Extreme Weather Conditions and Reduced Production May Affect Hay Quality, Availability and Price
Unfavorable weather conditions last fall and winter meant more hay was fed than normal causing last year’s hay supplies to be running short. Unprecedented weather extremes through the spring are affecting the quality and availability of new hay for 2011. Whether you are suffering through the extreme drought in south Texas, excessive rainfall in the Midwest, or unseasonably cool temperatures in the Northwest, harsh weather conditions have affected hay production in many regions of the country. Pressure from high grain prices and government support of biofuel production is also causing some hay farmers to shift acreage from hay production to corn, switchgrass and other crops. Projections are that 2011 may be lowest hay production year since 1994. Short supply and high demand could lead to record hay prices in 2011. -quality hay will likely be hard to find and/or very expensive.
In one year, the average horse eats one ton of feed and nearly four tons of hay (or pasture equivalent). Due to the high moisture content of green pasture, horses must eat nearly six times the weight of pasture to provide the same amount of dry matter as hay. For example, 25 pounds of hay at 12% moisture represents about 22 pounds of dry matter. Green pasture is often 85% moisture so it will take 147 pounds of pasture to provide 22 pounds of dry matter. In some regions, pastures are burned up, dry and non-existent. These pastures are a place to stay, but will not support grazing. Horses must consume a minimum of 1 pound per 100 pounds of body weight of hay or the equivalent in pasture to meet their fiber needs (10 pounds of hay for a 1000 pound horse). Variations in quality or type of hay fed are significant risk factors for digestive upset in the horse.
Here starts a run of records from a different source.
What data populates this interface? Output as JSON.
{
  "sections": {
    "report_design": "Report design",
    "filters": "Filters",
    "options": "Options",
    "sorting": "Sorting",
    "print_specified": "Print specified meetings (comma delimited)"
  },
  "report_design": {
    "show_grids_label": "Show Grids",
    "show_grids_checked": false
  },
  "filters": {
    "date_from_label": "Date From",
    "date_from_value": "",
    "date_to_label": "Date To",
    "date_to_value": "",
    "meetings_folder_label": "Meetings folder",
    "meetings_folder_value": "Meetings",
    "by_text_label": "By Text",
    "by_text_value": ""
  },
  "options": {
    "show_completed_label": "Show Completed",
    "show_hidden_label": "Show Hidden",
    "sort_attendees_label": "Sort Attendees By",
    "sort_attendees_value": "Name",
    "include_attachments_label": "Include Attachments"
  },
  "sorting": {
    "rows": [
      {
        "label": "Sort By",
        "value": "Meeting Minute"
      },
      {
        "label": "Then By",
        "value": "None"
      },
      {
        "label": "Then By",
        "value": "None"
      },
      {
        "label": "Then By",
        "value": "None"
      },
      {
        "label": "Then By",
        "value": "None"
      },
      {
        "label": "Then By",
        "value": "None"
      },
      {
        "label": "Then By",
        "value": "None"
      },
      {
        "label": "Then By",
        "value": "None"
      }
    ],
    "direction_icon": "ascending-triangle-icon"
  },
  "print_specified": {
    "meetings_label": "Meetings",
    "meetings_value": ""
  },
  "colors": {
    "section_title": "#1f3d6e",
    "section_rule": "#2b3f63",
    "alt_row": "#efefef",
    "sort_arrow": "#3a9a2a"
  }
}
When hay or pasture is poor quality or in short supply, there are hay replacement options available to help stretch how long the hay will last or even totally replace hay when needed. Purina® manufactures several complete feeds which contain appropriate amounts and types of fibers to consistently and effectively replace hay or pasture. Complete feeds not only have adequate amounts of total fiber, but actually must have the right combination of digestible fibers and indigestible residue to properly replace the type of fibers provided in hay or pasture. Purina® Horse Chow has been the hay replacement option many horse owners have turned to for over 40 years. The Purina® Equine Family products of Equine Senior®, Equine Junior® and Equine Adult® all contain quality hay replacement ingredients and can be fed to supplement hay or as the entire ration, replacing hay and grain, when needed. Purina® Omolene #400® contains specific fiber sources, primarily beet pulp, to replace hay or pasture and is formulated for performance horses. The product you choose will depend on your horse’s age and activity level. Your Purina® Certified Expert Dealer can help you determine which complete feed best fits your horse’s needs and your forage situation.
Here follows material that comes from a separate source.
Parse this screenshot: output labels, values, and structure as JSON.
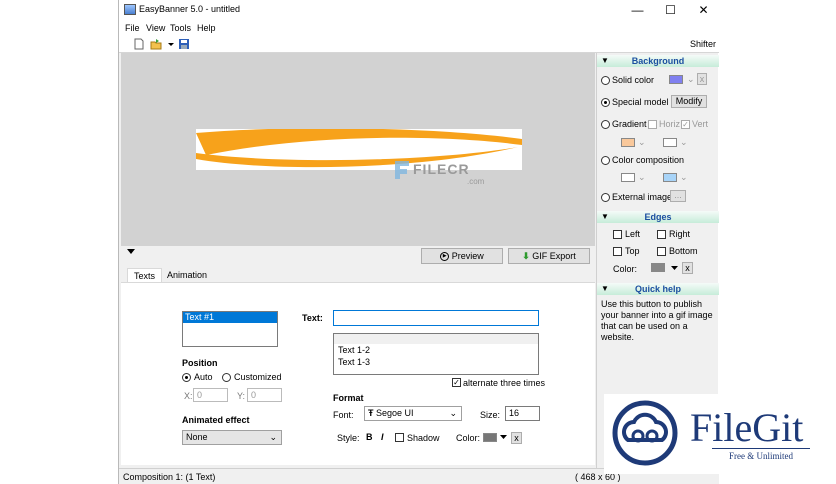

To stretch your hay supply out to last longer, replace 50% of the hay with an equal amount of the appropriate complete feed. If horses are eating grain, reduce the amount by ½-1 pound per day. When replacing the entire hay portion of the diet while feeding grain, feed the same amount of the complete feed as you were feeding of hay and reduce the amount of grain by 2 – 3 pounds. To use the complete feed as the entire ration, simply follow the directions on back of the bag. Horses should continue to be evaluated on an individual basis and minor adjustments can be made to these recommendations based on the body condition of the horse. Reducing the amount or eliminating hay from the diet represents a major diet change and should be made gradually over several days. Since horses will eat a complete feed faster than long-stemmed hay, it is beneficial to divide the total daily ration into 3 – 4 meals per day to spread out feeding times.
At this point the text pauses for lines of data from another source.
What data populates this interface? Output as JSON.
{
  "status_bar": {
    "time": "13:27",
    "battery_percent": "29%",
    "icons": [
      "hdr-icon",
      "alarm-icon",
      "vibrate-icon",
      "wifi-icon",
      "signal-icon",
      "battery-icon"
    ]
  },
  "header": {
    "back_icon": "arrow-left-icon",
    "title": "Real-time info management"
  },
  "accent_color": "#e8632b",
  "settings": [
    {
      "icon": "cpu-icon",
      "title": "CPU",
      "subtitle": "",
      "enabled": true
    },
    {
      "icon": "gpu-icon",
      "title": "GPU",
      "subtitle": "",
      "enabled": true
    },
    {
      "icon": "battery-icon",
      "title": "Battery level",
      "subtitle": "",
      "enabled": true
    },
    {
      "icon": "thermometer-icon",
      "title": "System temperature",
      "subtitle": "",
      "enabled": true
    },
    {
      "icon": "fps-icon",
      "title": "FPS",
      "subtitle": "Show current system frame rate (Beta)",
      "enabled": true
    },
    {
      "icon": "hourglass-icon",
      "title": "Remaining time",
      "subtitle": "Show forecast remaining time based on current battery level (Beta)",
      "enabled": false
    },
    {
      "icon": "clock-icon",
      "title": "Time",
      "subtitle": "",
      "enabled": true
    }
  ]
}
Complete feeds are not only a very consistent source of fiber and balanced nutrition; they are also easy to use. With no mess or waste, they can often be economical compared with hay. Thanks to complete feeds, horse owners are no longer limited to conventional baled hay, but instead have a number of options from which to choose.
Karen E. Davison, Ph.D.
Equine Nutrition Specialist
Land O’Lakes Purina Feed